Frit Vases, Dugan

Frit glass has been around since the 1600's. As I understand it, it is made by crumbling broken iridescent glass and remelting it. Some of the iridescense remains so it is generally lumped with Carnival Glass. Because Frit pieces do not have a pattern of representational objects, they do not get much attention or bring much value.

The 6-inch aqua pinched in vase above left brought $55 in 2016. The blue rosebowl on the right sold for $80 in 2018. All photos courtesy of Seeck auctions.

The vase on the left is 6 inches tall and was listed as green. It was noted that it glows. It brought $100. On the right is a sort of wonky-shaped vase in what was listed a red or pink. It sold for $35.
The vase on the left is 8 inches tall and is amethyst. It sold for $80. The 4 1/2-inch tall whimsey vase on the right in green sold for $60.
The green pinched-in vase above is 4 1/2 inches tall. It sold for $85. On the right is a tricornered paneled vase in amethyst. It brought $60. All vases sold at the Texas Carnival Glass club convention in 2018.

Tom Monoski is a major collector of these vases, with a collection of some 150. Here what he says about them:

They were made by Thomas Dugan in Indiana Pennsylvania. They are part of his "Venetian Vase Assortment", as they were advertised in Butler Brothers catalogs around 1906. Which means this line was probably developed and produced prior to 1906. I would assume 1905, or sooner. My study and reading shows Dugan was making these "frit" vases as early as 1904. These vases can be heavily irridized! They are mould blown iridescent glass with patterns of a sort. Which makes them "Carnival glass" by definition! This also makes them, in my humble opinion, the very first carnival glass pieces to be made as "Factory Production Items." They have two mould seams, which is very typical of all Dugan frit vases. I have never seen a Dugan frit vase with more than two seams. Sometimes they are difficult to find, but they are always there, if they are truly Dugan frit pieces, and not "art glass."

Dugan also made similar frit vases and bowls in other shapes. He advertised a "Japanese vase assortment" and a "Pompeian Art Vase and Rose Bowl Assortment."

(My opinions) Dugan wanted to copy the rich look of European art glass from the masters of his day. But, he did not have their formula. But he did have lots of their glass. I speculate that he may even have purchased "second quality" or damaged pieces at bargain prices. He crushed these iridescent items into small pieces of frit which carried the iridescence.

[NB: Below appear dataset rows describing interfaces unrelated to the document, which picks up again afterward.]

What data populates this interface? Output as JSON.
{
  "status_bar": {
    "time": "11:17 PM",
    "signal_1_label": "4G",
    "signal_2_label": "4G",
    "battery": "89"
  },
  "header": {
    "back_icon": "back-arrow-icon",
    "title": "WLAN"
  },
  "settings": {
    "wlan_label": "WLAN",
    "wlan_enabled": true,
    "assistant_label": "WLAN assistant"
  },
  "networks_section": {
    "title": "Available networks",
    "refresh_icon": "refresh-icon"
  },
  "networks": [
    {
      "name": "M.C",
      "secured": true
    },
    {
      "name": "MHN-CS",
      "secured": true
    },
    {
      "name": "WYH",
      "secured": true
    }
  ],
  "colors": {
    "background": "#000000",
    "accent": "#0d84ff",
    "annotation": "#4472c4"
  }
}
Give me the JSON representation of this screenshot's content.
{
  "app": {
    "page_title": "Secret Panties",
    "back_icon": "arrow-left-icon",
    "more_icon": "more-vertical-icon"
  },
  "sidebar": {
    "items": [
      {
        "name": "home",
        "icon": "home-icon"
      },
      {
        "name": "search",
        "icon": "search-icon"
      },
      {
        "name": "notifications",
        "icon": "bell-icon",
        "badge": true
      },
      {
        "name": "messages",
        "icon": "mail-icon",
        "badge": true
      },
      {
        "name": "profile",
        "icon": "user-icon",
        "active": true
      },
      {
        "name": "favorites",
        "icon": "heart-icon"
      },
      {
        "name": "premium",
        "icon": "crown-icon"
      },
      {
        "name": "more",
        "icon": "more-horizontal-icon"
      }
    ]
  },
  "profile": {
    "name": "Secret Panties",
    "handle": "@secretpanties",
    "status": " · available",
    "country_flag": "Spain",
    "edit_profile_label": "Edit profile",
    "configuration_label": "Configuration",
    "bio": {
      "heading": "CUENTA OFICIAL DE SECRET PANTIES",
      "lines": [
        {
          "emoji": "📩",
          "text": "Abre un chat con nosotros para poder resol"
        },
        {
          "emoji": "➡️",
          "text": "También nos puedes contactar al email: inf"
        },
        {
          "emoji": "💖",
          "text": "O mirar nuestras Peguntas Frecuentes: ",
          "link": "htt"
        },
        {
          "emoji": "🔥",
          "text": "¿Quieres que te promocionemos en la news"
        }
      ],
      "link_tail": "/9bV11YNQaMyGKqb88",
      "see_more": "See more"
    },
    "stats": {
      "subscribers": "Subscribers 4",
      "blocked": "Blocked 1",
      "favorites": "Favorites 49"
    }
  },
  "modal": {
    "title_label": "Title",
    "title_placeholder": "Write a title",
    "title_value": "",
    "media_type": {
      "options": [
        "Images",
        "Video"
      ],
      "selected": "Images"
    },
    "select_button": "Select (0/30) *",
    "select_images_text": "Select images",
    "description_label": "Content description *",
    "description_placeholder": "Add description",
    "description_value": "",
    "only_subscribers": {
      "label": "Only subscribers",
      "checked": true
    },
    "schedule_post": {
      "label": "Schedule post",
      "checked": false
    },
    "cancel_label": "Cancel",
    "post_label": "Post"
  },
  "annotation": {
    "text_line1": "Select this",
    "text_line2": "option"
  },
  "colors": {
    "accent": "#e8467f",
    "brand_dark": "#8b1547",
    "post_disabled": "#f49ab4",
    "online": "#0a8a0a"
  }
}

He made a two part moulded cylinder vase which was blown from the top and had a marie type bottom that could be snapped up later. This vase had vertically aligned outside ribs. While very hot, the vase was rolled over the crushed particles of glass, picking up the iridescent frit on the tops of the ribs. The vase went back into the glory hole to be carefully heated to attach and expand the frit and color. Then directly into another mould, that was smooth on the outside. The artist would blow the glass against this "final shape" mould. This pushed the ribs to the inside, leaving a smooth frit exterior. This created a unique ribbed iridescent color affect and an "oil spot" appearance. The size of the iridescent spots, that looked like vertical ribs, were directly proportional to the size of frit used. And, they followed the internal ribs. This vase had large frit with great iridescence applied to large ribs. The ribs were pressed so tightly that there appears to be a tightly packed thin vertical line between the columns of color. Great look!

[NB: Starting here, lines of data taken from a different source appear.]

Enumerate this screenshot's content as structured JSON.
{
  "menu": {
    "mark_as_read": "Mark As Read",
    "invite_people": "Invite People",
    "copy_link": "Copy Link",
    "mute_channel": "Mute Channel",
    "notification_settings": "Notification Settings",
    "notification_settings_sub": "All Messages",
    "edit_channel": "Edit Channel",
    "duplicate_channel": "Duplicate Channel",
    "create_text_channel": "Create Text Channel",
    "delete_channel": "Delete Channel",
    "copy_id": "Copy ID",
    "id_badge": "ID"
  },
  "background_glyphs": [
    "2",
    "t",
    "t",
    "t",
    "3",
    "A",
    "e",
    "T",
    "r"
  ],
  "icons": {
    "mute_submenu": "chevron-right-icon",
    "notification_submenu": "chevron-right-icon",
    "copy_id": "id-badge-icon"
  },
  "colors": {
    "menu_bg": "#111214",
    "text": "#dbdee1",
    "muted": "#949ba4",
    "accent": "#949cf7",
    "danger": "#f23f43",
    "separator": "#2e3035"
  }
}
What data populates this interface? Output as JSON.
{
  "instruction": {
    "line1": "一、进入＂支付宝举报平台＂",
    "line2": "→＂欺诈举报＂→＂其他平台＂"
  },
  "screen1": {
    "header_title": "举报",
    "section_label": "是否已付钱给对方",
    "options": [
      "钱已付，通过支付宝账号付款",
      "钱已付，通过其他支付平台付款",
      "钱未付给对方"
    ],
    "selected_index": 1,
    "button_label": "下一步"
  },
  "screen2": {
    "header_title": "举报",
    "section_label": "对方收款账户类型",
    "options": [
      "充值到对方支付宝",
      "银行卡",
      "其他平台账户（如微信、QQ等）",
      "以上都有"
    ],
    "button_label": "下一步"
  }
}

Then it was snapped up on the marie and broken from the blower's rod. Back into the glory hole, now in the bulbous shape, and held from the bottom. When hot enough, the piece was removed. The vase, with a now "fire polished" top, was flared and ruffled by hand. The artist used his ruffling tool, which had a scissor type gripping ability, to make the pinches on the outside. With careful and close inspection, one can see the two closely aligned little points of the end of his tool. As he pushed the pinched areas inward, he left little pin holes in the surface of the glass. I don't believe this piece was swung. They are nearly all the same in shape and height. With some variation in the depth of the pinches. This is how they got the frit color to follow the interior ribs. Also, why there is no irridescent color on the inside. No frit, no color.

Sometimes Dugan used iridescent frit, sometimes not. Sometimes both! In many cases, small blotches of irridescent color seem to have escaped the frit and migrated across the surface under the intense heat. Or, these blotches were probably another frit application of smaller size. The frit does not move. A small dot of color can expand when heated. Closely packed frit can be heated enough to melt the frit until it disappears, to produce color that mimics the best sprayed-on iridescent formula color used in later carnival pattern pieces. Sometimes the heating of the rolled on frit may nearly obliterate the Estate pattern. I have examples that have a very faint Estate pattern. They usually have better color.